§ Task to carry out: Take the data that follows and retype it word for word.

Recorded data:
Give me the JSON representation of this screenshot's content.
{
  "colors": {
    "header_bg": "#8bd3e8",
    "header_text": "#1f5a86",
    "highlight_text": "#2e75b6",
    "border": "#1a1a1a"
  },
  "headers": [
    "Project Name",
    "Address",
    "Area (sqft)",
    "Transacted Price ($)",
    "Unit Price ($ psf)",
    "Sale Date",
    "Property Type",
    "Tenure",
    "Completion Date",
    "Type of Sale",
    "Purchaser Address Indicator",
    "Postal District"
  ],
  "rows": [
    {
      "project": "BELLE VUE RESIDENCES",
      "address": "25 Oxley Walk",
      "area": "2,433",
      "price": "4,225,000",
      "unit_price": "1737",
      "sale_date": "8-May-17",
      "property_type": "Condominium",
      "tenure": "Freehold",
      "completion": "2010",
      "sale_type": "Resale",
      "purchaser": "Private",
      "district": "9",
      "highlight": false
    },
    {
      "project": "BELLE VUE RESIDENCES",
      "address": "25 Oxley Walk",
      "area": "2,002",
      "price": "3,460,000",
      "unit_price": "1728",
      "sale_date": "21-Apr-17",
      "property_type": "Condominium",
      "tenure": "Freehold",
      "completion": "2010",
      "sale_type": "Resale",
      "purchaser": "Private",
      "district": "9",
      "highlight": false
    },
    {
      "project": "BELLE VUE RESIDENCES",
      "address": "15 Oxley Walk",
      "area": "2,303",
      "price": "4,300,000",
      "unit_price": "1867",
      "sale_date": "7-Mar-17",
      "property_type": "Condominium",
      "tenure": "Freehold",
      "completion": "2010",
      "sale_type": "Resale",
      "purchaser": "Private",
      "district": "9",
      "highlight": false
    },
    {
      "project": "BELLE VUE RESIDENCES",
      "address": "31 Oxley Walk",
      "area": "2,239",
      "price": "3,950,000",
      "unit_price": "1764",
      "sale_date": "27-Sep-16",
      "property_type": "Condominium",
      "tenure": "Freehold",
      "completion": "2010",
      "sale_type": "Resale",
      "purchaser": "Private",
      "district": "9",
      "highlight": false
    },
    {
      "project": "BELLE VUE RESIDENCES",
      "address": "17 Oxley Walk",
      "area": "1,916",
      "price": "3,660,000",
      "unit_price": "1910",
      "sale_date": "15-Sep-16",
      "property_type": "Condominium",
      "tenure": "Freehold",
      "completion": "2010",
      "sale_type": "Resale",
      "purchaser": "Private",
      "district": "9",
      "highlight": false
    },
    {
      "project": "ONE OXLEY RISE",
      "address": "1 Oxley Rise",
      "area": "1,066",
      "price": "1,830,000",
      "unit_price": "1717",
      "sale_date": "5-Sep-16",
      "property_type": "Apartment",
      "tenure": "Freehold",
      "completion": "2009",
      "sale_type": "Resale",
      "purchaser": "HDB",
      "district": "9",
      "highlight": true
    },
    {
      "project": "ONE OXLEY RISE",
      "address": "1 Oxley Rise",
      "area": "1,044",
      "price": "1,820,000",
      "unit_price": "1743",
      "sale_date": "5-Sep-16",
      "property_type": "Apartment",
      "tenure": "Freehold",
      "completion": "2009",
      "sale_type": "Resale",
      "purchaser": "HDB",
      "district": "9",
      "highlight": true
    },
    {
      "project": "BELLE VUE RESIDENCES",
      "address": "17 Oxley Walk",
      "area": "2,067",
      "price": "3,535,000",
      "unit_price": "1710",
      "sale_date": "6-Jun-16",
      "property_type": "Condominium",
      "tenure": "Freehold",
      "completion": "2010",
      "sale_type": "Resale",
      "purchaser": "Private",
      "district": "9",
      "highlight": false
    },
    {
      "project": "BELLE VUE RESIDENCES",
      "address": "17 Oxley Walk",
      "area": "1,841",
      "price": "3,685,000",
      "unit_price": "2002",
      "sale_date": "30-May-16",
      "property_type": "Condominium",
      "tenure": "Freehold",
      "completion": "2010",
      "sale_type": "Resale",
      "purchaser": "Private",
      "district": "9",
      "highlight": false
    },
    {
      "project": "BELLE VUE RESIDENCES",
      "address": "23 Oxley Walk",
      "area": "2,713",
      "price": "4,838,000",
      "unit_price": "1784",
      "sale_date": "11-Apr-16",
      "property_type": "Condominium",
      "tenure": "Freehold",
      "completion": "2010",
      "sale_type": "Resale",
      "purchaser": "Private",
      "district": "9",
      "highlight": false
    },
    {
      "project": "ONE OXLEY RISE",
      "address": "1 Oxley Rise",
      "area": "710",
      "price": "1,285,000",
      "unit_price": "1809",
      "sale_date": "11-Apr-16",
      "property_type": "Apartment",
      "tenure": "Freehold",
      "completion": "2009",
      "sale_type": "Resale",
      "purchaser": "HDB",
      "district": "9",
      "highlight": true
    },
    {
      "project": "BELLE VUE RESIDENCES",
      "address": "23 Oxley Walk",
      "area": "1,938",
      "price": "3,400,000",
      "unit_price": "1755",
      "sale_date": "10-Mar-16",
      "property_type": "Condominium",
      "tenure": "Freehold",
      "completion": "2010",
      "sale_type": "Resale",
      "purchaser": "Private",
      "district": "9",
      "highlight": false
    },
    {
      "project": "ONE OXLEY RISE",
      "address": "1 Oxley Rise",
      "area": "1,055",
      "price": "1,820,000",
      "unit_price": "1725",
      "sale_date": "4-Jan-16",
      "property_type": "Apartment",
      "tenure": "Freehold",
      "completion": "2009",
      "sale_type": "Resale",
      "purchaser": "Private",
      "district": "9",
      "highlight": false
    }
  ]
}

§ Your response:
Give me the JSON representation of this screenshot's content.
{
  "colors": {
    "header_bg": "#8bd3e8",
    "header_text": "#1f5a86",
    "highlight_text": "#2e75b6",
    "border": "#1a1a1a"
  },
  "headers": [
    "Project Name",
    "Address",
    "Area (sqft)",
    "Transacted Price ($)",
    "Unit Price ($ psf)",
    "Sale Date",
    "Property Type",
    "Tenure",
    "Completion Date",
    "Type of Sale",
    "Purchaser Address Indicator",
    "Postal District"
  ],
  "rows": [
    {
      "project": "BELLE VUE RESIDENCES",
      "address": "25 Oxley Walk",
      "area": "2,433",
      "price": "4,225,000",
      "unit_price": "1737",
      "sale_date": "8-May-17",
      "property_type": "Condominium",
      "tenure": "Freehold",
      "completion": "2010",
      "sale_type": "Resale",
      "purchaser": "Private",
      "district": "9",
      "highlight": false
    },
    {
      "project": "BELLE VUE RESIDENCES",
      "address": "25 Oxley Walk",
      "area": "2,002",
      "price": "3,460,000",
      "unit_price": "1728",
      "sale_date": "21-Apr-17",
      "property_type": "Condominium",
      "tenure": "Freehold",
      "completion": "2010",
      "sale_type": "Resale",
      "purchaser": "Private",
      "district": "9",
      "highlight": false
    },
    {
      "project": "BELLE VUE RESIDENCES",
      "address": "15 Oxley Walk",
      "area": "2,303",
      "price": "4,300,000",
      "unit_price": "1867",
      "sale_date": "7-Mar-17",
      "property_type": "Condominium",
      "tenure": "Freehold",
      "completion": "2010",
      "sale_type": "Resale",
      "purchaser": "Private",
      "district": "9",
      "highlight": false
    },
    {
      "project": "BELLE VUE RESIDENCES",
      "address": "31 Oxley Walk",
      "area": "2,239",
      "price": "3,950,000",
      "unit_price": "1764",
      "sale_date": "27-Sep-16",
      "property_type": "Condominium",
      "tenure": "Freehold",
      "completion": "2010",
      "sale_type": "Resale",
      "purchaser": "Private",
      "district": "9",
      "highlight": false
    },
    {
      "project": "BELLE VUE RESIDENCES",
      "address": "17 Oxley Walk",
      "area": "1,916",
      "price": "3,660,000",
      "unit_price": "1910",
      "sale_date": "15-Sep-16",
      "property_type": "Condominium",
      "tenure": "Freehold",
      "completion": "2010",
      "sale_type": "Resale",
      "purchaser": "Private",
      "district": "9",
      "highlight": false
    },
    {
      "project": "ONE OXLEY RISE",
      "address": "1 Oxley Rise",
      "area": "1,066",
      "price": "1,830,000",
      "unit_price": "1717",
      "sale_date": "5-Sep-16",
      "property_type": "Apartment",
      "tenure": "Freehold",
      "completion": "2009",
      "sale_type": "Resale",
      "purchaser": "HDB",
      "district": "9",
      "highlight": true
    },
    {
      "project": "ONE OXLEY RISE",
      "address": "1 Oxley Rise",
      "area": "1,044",
      "price": "1,820,000",
      "unit_price": "1743",
      "sale_date": "5-Sep-16",
      "property_type": "Apartment",
      "tenure": "Freehold",
      "completion": "2009",
      "sale_type": "Resale",
      "purchaser": "HDB",
      "district": "9",
      "highlight": true
    },
    {
      "project": "BELLE VUE RESIDENCES",
      "address": "17 Oxley Walk",
      "area": "2,067",
      "price": "3,535,000",
      "unit_price": "1710",
      "sale_date": "6-Jun-16",
      "property_type": "Condominium",
      "tenure": "Freehold",
      "completion": "2010",
      "sale_type": "Resale",
      "purchaser": "Private",
      "district": "9",
      "highlight": false
    },
    {
      "project": "BELLE VUE RESIDENCES",
      "address": "17 Oxley Walk",
      "area": "1,841",
      "price": "3,685,000",
      "unit_price": "2002",
      "sale_date": "30-May-16",
      "property_type": "Condominium",
      "tenure": "Freehold",
      "completion": "2010",
      "sale_type": "Resale",
      "purchaser": "Private",
      "district": "9",
      "highlight": false
    },
    {
      "project": "BELLE VUE RESIDENCES",
      "address": "23 Oxley Walk",
      "area": "2,713",
      "price": "4,838,000",
      "unit_price": "1784",
      "sale_date": "11-Apr-16",
      "property_type": "Condominium",
      "tenure": "Freehold",
      "completion": "2010",
      "sale_type": "Resale",
      "purchaser": "Private",
      "district": "9",
      "highlight": false
    },
    {
      "project": "ONE OXLEY RISE",
      "address": "1 Oxley Rise",
      "area": "710",
      "price": "1,285,000",
      "unit_price": "1809",
      "sale_date": "11-Apr-16",
      "property_type": "Apartment",
      "tenure": "Freehold",
      "completion": "2009",
      "sale_type": "Resale",
      "purchaser": "HDB",
      "district": "9",
      "highlight": true
    },
    {
      "project": "BELLE VUE RESIDENCES",
      "address": "23 Oxley Walk",
      "area": "1,938",
      "price": "3,400,000",
      "unit_price": "1755",
      "sale_date": "10-Mar-16",
      "property_type": "Condominium",
      "tenure": "Freehold",
      "completion": "2010",
      "sale_type": "Resale",
      "purchaser": "Private",
      "district": "9",
      "highlight": false
    },
    {
      "project": "ONE OXLEY RISE",
      "address": "1 Oxley Rise",
      "area": "1,055",
      "price": "1,820,000",
      "unit_price": "1725",
      "sale_date": "4-Jan-16",
      "property_type": "Apartment",
      "tenure": "Freehold",
      "completion": "2009",
      "sale_type": "Resale",
      "purchaser": "Private",
      "district": "9",
      "highlight": false
    }
  ]
}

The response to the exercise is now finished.